For most of us, our physical death most likely will not result from our choice to serve God. However, as we choose sacrificial self-giving, little by little our self-importance, need for recognition, and material reward becomes smaller and smaller as we die to self.

Do we lose a sense of our individual uniqueness in this process? No! – just the opposite, we become more ourselves.

There are many ways that we can serve each other in the course of our daily lives that are not dependent on roles or life situation. Paul lists some of the ways in our passage this morning from Romans. We may, for example,

  • Honor one another by not talking about another behind his or her back.
  • Receive the gifts of others by allowing others to serve us
  • Express gratitude for the gifts of others and respect their cultural differences
  • Practice hospitality by sharing our homes and resources
  • Listen to each other; bearing one another’s sorrows and rejoicing in the good
  • Share the good news of the gospel which brings life to all who hear and receive it.

Ultimately, though, service is not a list of things we do, it is not a code of ethics, (although the 10 commandments do give us guidance); it is a way of living our lives.

It takes daily discipline to keep the passions in check. If we set out each day to accentuate the good, we may find a profound change occurring in our lives. The grace of humility may slip upon us unawares. We will have a fresh zest for living and a sense of unhurried peace.

People we once envied, we now may view with compassion because we see not only their achievements but their pain as well. People whom we may have, up until now, passed over as uninteresting, we may now find to be a delight; all because we are no longer only concerned with ourselves but with others as well.

Does it make any difference to the rest of us that one young man got out of the car following a morning of volunteer service to shovel the snow of an elderly woman he didn’t know? Or does it matter in the long run that many people risked their lives or left the comfort of their homes to aid in the relief efforts following the Tsunami or the hurricanes in Florida or recent bombings in London? Is goodness contagious?

My answer is, “Yes.” Because of the humble service of some in our community, in our nation, and around the world, the rest of us will sense a deeper love and compassion operating in our midst even though sometimes we can’t even account for the source of the knowing.

At other times, we will actually witness the good work of another and it will inspire us to do the same in the setting where we reside.

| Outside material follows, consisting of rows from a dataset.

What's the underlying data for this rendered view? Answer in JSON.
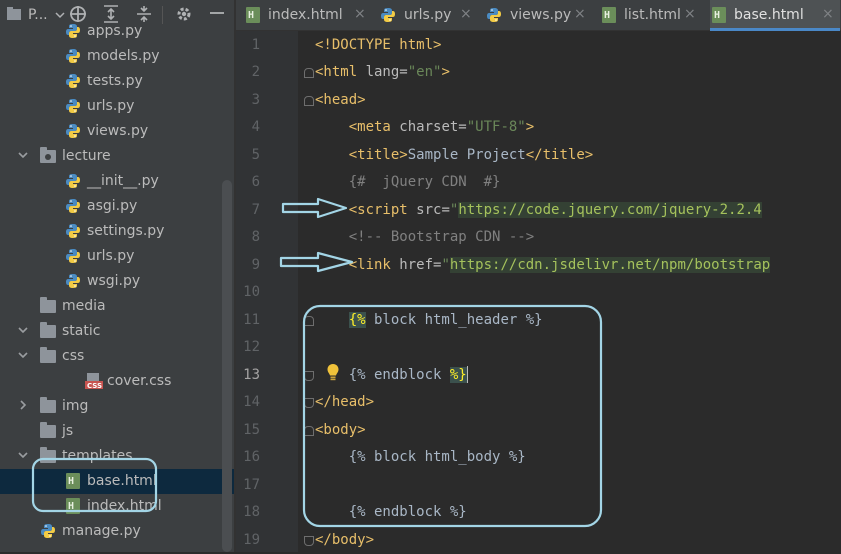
{
  "sidebar": {
    "title": "P...",
    "toolbar_icons": [
      "crosshair-icon",
      "expand-all-icon",
      "collapse-all-icon",
      "gear-icon",
      "minimize-icon"
    ],
    "tree": [
      {
        "label": "apps.py",
        "type": "py",
        "depth": 3
      },
      {
        "label": "models.py",
        "type": "py",
        "depth": 3
      },
      {
        "label": "tests.py",
        "type": "py",
        "depth": 3
      },
      {
        "label": "urls.py",
        "type": "py",
        "depth": 3
      },
      {
        "label": "views.py",
        "type": "py",
        "depth": 3
      },
      {
        "label": "lecture",
        "type": "package",
        "depth": 1,
        "expanded": true
      },
      {
        "label": "__init__.py",
        "type": "py",
        "depth": 3
      },
      {
        "label": "asgi.py",
        "type": "py",
        "depth": 3
      },
      {
        "label": "settings.py",
        "type": "py",
        "depth": 3
      },
      {
        "label": "urls.py",
        "type": "py",
        "depth": 3
      },
      {
        "label": "wsgi.py",
        "type": "py",
        "depth": 3
      },
      {
        "label": "media",
        "type": "folder",
        "depth": 2
      },
      {
        "label": "static",
        "type": "folder",
        "depth": 1,
        "expanded": true
      },
      {
        "label": "css",
        "type": "folder",
        "depth": 2,
        "expanded": true
      },
      {
        "label": "cover.css",
        "type": "css",
        "depth": 4
      },
      {
        "label": "img",
        "type": "folder",
        "depth": 2,
        "expanded": false
      },
      {
        "label": "js",
        "type": "folder",
        "depth": 2
      },
      {
        "label": "templates",
        "type": "folder",
        "depth": 1,
        "expanded": true
      },
      {
        "label": "base.html",
        "type": "html",
        "depth": 3,
        "selected": true
      },
      {
        "label": "index.html",
        "type": "html",
        "depth": 3
      },
      {
        "label": "manage.py",
        "type": "py",
        "depth": 2
      }
    ]
  },
  "tabs": [
    {
      "label": "index.html",
      "type": "html",
      "active": false
    },
    {
      "label": "urls.py",
      "type": "py",
      "active": false
    },
    {
      "label": "views.py",
      "type": "py",
      "active": false
    },
    {
      "label": "list.html",
      "type": "html",
      "active": false
    },
    {
      "label": "base.html",
      "type": "html",
      "active": true
    }
  ],
  "editor": {
    "current_line": 13,
    "line_numbers": [
      "1",
      "2",
      "3",
      "4",
      "5",
      "6",
      "7",
      "8",
      "9",
      "10",
      "11",
      "12",
      "13",
      "14",
      "15",
      "16",
      "17",
      "18",
      "19"
    ],
    "lines": [
      [
        {
          "t": "<!DOCTYPE html>",
          "c": "tag"
        }
      ],
      [
        {
          "t": "<html ",
          "c": "tag"
        },
        {
          "t": "lang=",
          "c": "attr"
        },
        {
          "t": "\"en\"",
          "c": "str"
        },
        {
          "t": ">",
          "c": "tag"
        }
      ],
      [
        {
          "t": "<head>",
          "c": "tag"
        }
      ],
      [
        {
          "t": "    "
        },
        {
          "t": "<meta ",
          "c": "tag"
        },
        {
          "t": "charset=",
          "c": "attr"
        },
        {
          "t": "\"UTF-8\"",
          "c": "str"
        },
        {
          "t": ">",
          "c": "tag"
        }
      ],
      [
        {
          "t": "    "
        },
        {
          "t": "<title>",
          "c": "tag"
        },
        {
          "t": "Sample Project",
          "c": "plain"
        },
        {
          "t": "</title>",
          "c": "tag"
        }
      ],
      [
        {
          "t": "    "
        },
        {
          "t": "{#  jQuery CDN  #}",
          "c": "cmt"
        }
      ],
      [
        {
          "t": "    "
        },
        {
          "t": "<script ",
          "c": "tag"
        },
        {
          "t": "src=",
          "c": "attr"
        },
        {
          "t": "\"",
          "c": "str"
        },
        {
          "t": "https://code.jquery.com/jquery-2.2.4",
          "c": "url"
        }
      ],
      [
        {
          "t": "    "
        },
        {
          "t": "<!-- Bootstrap CDN -->",
          "c": "cmt"
        }
      ],
      [
        {
          "t": "    "
        },
        {
          "t": "<link ",
          "c": "tag"
        },
        {
          "t": "href=",
          "c": "attr"
        },
        {
          "t": "\"",
          "c": "str"
        },
        {
          "t": "https://cdn.jsdelivr.net/npm/bootstrap",
          "c": "url"
        }
      ],
      [],
      [
        {
          "t": "    "
        },
        {
          "t": "{%",
          "c": "tpl-hl"
        },
        {
          "t": " block html_header %}",
          "c": "tpl"
        }
      ],
      [],
      [
        {
          "t": "    "
        },
        {
          "t": "{% endblock ",
          "c": "tpl"
        },
        {
          "t": "%}",
          "c": "tpl-hl"
        },
        {
          "t": "",
          "c": "caret"
        }
      ],
      [
        {
          "t": "</head>",
          "c": "tag"
        }
      ],
      [
        {
          "t": "<body>",
          "c": "tag"
        }
      ],
      [
        {
          "t": "    "
        },
        {
          "t": "{% block html_body %}",
          "c": "tpl"
        }
      ],
      [],
      [
        {
          "t": "    "
        },
        {
          "t": "{% endblock %}",
          "c": "tpl"
        }
      ],
      [
        {
          "t": "</body>",
          "c": "tag"
        }
      ]
    ]
  },
  "colors": {
    "annotation": "#a3d5e6",
    "selection": "#0d293e",
    "tab_accent": "#4a88c7"
  }
}
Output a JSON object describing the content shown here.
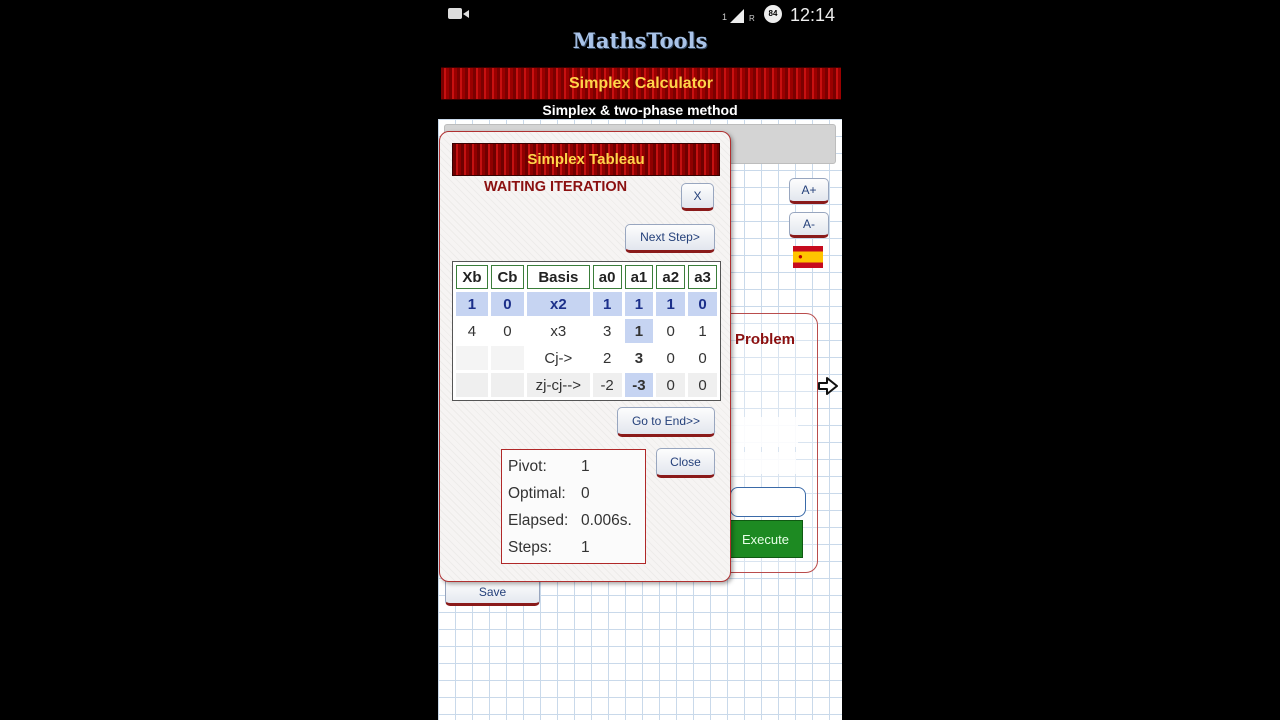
{
  "status_bar": {
    "sim": "1",
    "network": "R",
    "battery": "84",
    "time": "12:14"
  },
  "app": {
    "logo": "MathsTools",
    "banner_title": "Simplex Calculator",
    "subtitle": "Simplex & two-phase method"
  },
  "background": {
    "font_increase": "A+",
    "font_decrease": "A-",
    "problem_label": "Problem",
    "execute_label": "Execute",
    "save_label": "Save"
  },
  "dialog": {
    "title": "Simplex Tableau",
    "status": "WAITING ITERATION",
    "close_x": "X",
    "next_step": "Next Step>",
    "go_to_end": "Go to End>>",
    "close": "Close",
    "table": {
      "headers": [
        "Xb",
        "Cb",
        "Basis",
        "a0",
        "a1",
        "a2",
        "a3"
      ],
      "rows": [
        [
          "1",
          "0",
          "x2",
          "1",
          "1",
          "1",
          "0"
        ],
        [
          "4",
          "0",
          "x3",
          "3",
          "1",
          "0",
          "1"
        ],
        [
          "",
          "",
          "Cj->",
          "2",
          "3",
          "0",
          "0"
        ],
        [
          "",
          "",
          "zj-cj-->",
          "-2",
          "-3",
          "0",
          "0"
        ]
      ]
    },
    "stats": {
      "pivot_label": "Pivot:",
      "pivot_value": "1",
      "optimal_label": "Optimal:",
      "optimal_value": "0",
      "elapsed_label": "Elapsed:",
      "elapsed_value": "0.006s.",
      "steps_label": "Steps:",
      "steps_value": "1"
    }
  }
}
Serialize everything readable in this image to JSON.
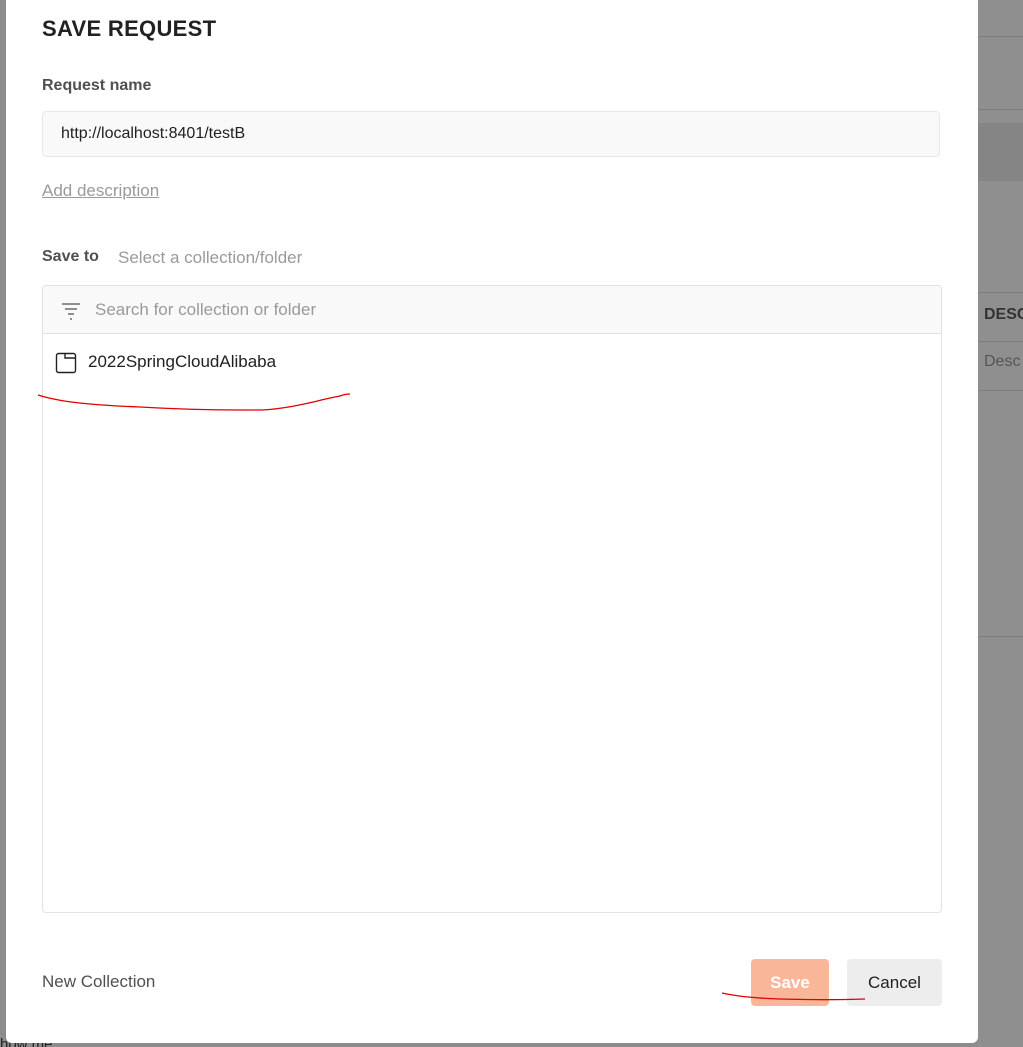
{
  "modal": {
    "title": "SAVE REQUEST",
    "request_name_label": "Request name",
    "request_name_value": "http://localhost:8401/testB",
    "add_description": "Add description",
    "save_to_label": "Save to",
    "save_to_hint": "Select a collection/folder",
    "search_placeholder": "Search for collection or folder",
    "collections": [
      {
        "name": "2022SpringCloudAlibaba",
        "icon": "collection-icon"
      }
    ],
    "new_collection": "New Collection",
    "save_label": "Save",
    "cancel_label": "Cancel"
  },
  "background": {
    "column_header": "DESC",
    "column_cell": "Desc",
    "bottom_text": "how me"
  },
  "colors": {
    "save_button": "#f9b699",
    "cancel_button": "#ededed",
    "annotation": "#e00000",
    "overlay": "#8c8c8c"
  }
}
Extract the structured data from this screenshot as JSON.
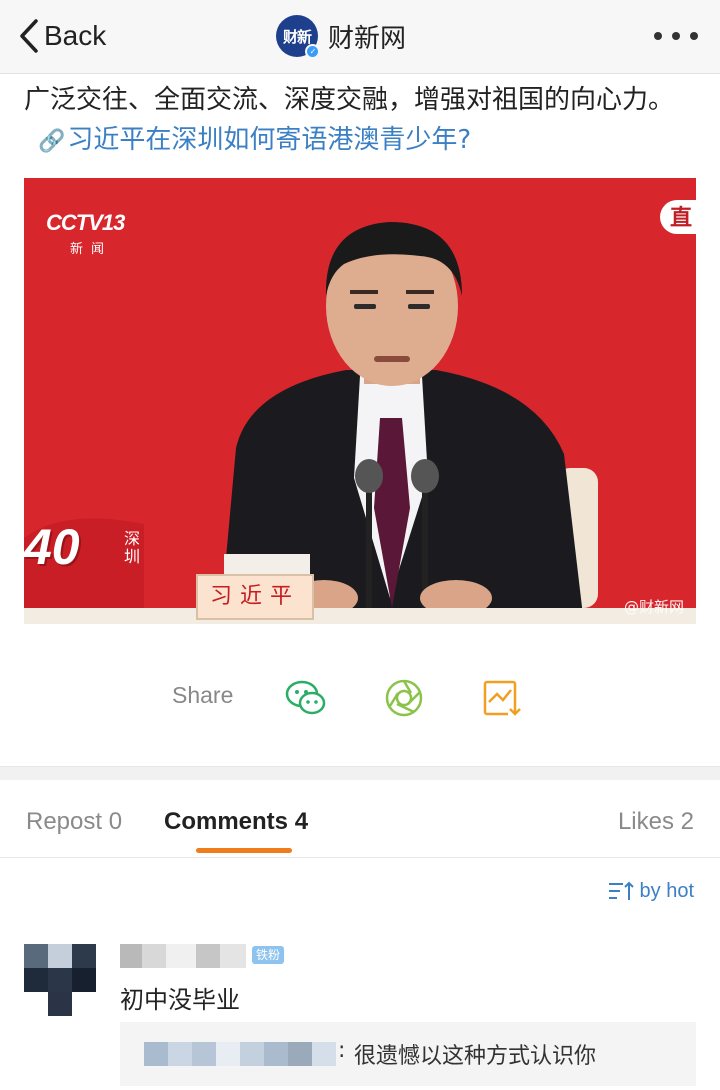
{
  "nav": {
    "back_label": "Back",
    "brand_logo_text": "财新",
    "brand_name": "财新网",
    "more_icon": "more-dots-icon"
  },
  "post": {
    "text": "广泛交往、全面交流、深度交融，增强对祖国的向心力。",
    "link_icon": "🔗",
    "link_text": "习近平在深圳如何寄语港澳青少年?"
  },
  "video": {
    "channel_logo": "CCTV13",
    "channel_sub": "新闻",
    "live_corner": "直",
    "anniversary_number": "40",
    "anniversary_city": "深圳",
    "nameplate": "习近平",
    "watermark": "@财新网",
    "colors": {
      "background": "#d8262d",
      "suit": "#1b1b1f",
      "tie": "#5b1737"
    }
  },
  "share": {
    "label": "Share",
    "buttons": [
      "wechat-icon",
      "moments-icon",
      "save-image-icon"
    ],
    "colors": {
      "wechat": "#2aae67",
      "moments": "#8bc34a",
      "save": "#f0a020"
    }
  },
  "tabs": {
    "repost": "Repost 0",
    "comments": "Comments 4",
    "likes": "Likes 2",
    "active": "comments",
    "accent": "#f07d1c"
  },
  "sort": {
    "label": "by hot",
    "icon": "sort-icon"
  },
  "comments": [
    {
      "badge": "铁粉",
      "text": "初中没毕业",
      "reply": {
        "text": "很遗憾以这种方式认识你"
      }
    }
  ]
}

What a paradox! To spend so much of our lives working to gain power, prestige and material wealth, only to discover that ultimately we find our life’s purpose and our true selves by taking up our cross and giving our lives away in joyful, loving, thoughtful service empowered by the love of God for us and for all of humankind. Amen.